### Exercise
Gather each line of the records where "value" appears.

START Entries shown

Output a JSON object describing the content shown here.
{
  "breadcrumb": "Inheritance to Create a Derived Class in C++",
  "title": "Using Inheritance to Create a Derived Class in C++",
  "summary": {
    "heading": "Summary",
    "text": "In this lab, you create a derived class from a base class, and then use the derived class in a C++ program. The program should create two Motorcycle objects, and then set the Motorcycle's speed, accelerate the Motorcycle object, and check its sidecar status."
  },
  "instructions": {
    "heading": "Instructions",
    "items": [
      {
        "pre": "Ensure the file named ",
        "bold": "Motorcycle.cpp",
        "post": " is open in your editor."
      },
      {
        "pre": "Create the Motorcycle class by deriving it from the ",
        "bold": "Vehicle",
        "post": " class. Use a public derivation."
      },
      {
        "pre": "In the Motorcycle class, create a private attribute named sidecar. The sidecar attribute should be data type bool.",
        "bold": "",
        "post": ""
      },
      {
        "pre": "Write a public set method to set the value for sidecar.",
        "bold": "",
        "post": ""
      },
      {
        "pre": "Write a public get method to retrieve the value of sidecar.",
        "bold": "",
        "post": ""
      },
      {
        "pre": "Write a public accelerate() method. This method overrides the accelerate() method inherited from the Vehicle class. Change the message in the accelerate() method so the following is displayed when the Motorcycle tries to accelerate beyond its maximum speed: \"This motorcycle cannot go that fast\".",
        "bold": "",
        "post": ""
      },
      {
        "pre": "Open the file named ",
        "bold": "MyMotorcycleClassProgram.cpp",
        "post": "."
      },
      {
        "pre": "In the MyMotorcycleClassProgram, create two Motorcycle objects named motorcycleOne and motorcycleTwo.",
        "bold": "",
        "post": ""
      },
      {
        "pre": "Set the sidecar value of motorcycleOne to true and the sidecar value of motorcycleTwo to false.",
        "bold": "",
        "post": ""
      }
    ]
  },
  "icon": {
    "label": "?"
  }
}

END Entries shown

### Exercise response
        "pre": "Write a public set method to set the value for sidecar.",
        "pre": "Write a public get method to retrieve the value of sidecar.",
        "pre": "Set the sidecar value of motorcycleOne to true and the sidecar value of motorcycleTwo to false.",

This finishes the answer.